MOSCOW, January 5 (Sputnik) – Philae, the probe, which went into hibernation mode soon after making a historic landing on a comet, could revive in March, when Sun rays allow it to recharge its batteries, AFP reports, citing a French official.
Philae landed on a comet, known as 67P/Churyumov-Gerasimenko, on November 12, in what was a first such landing in the history of space exploration. The probe sent volumes of data back to Earth before its battery ran out. It is currently unable to use solar collection panels that charge batteries powering the onboard systems since it landed in the shade.
However, the comet 67P/Churyumov-Gerasimenko is on its way to the Sun, raising hopes that the Philae mission is not over. "We hope that from March, the sunlight will help the robot to recharge its batteries and resume its scientific work," said Le Gall.
If that happens, scientists will receive unique data, which Rosetta and Philae collect on their journey with the comet. "We are hoping to get real-time experience at perihelion, on August 13," said Le Gall, referring to the point when the comet will be closest to the Sun. "I am sure we'll see things that we never imagined," he stated.
Philae is the lander unit of parent spacecraft Rosetta. Built and launched in 2004 by the European Space Agency, the mission is studying the comet and its nucleus in order to determine whether comets brought water and simple organic molecules to Earth billions of years ago, paving the way for life.

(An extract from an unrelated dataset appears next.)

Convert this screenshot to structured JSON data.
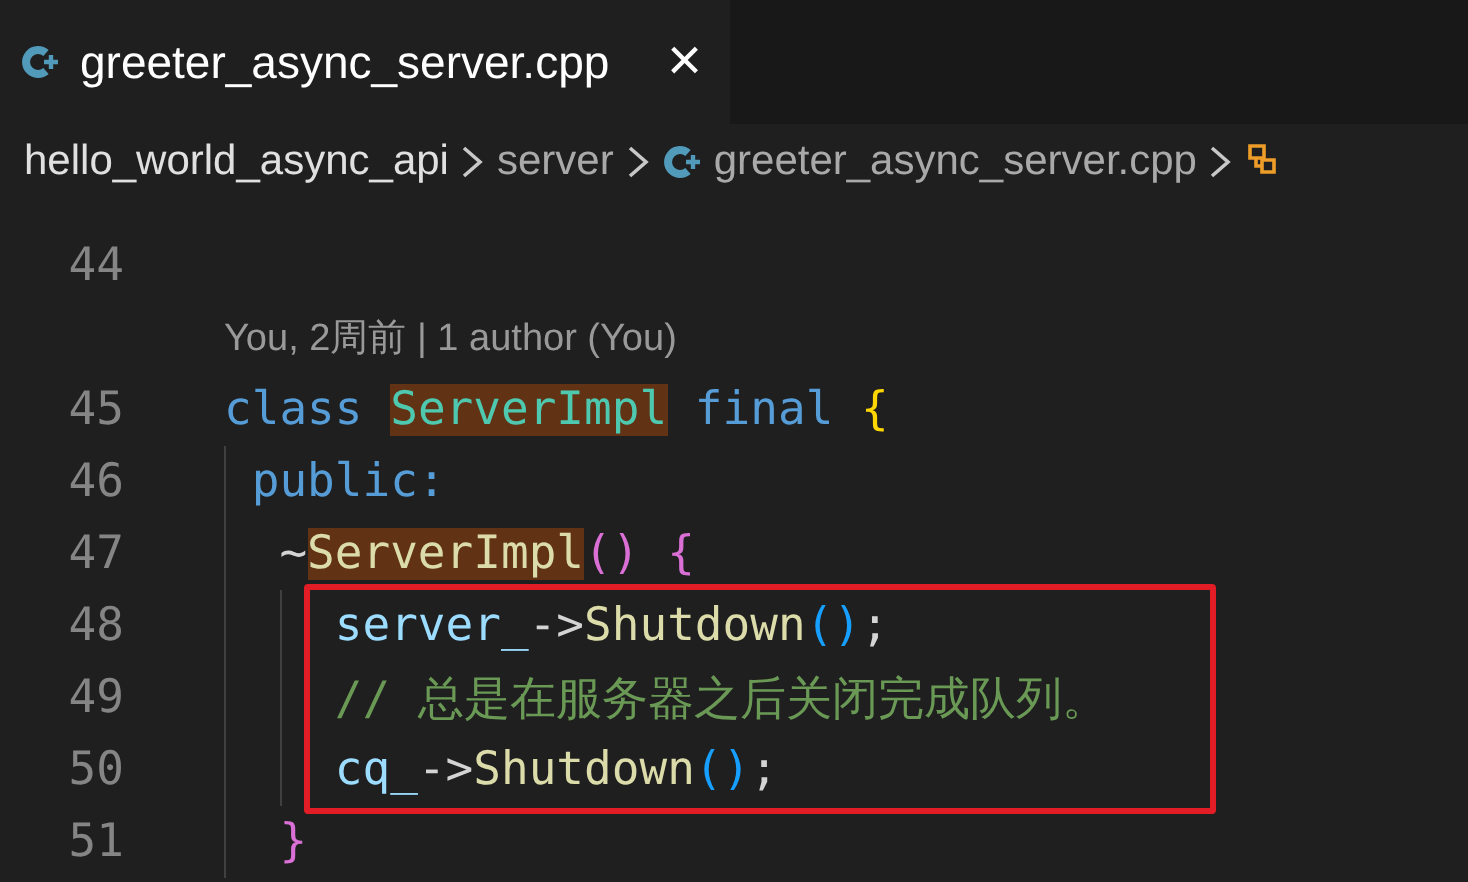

Apparently, researchers and scientists are not the only ones hoping that Philae will come back to life. The mission has attracted a significant number of followers online, with people using a special hashtag #WakeUpPhilae on Twitter.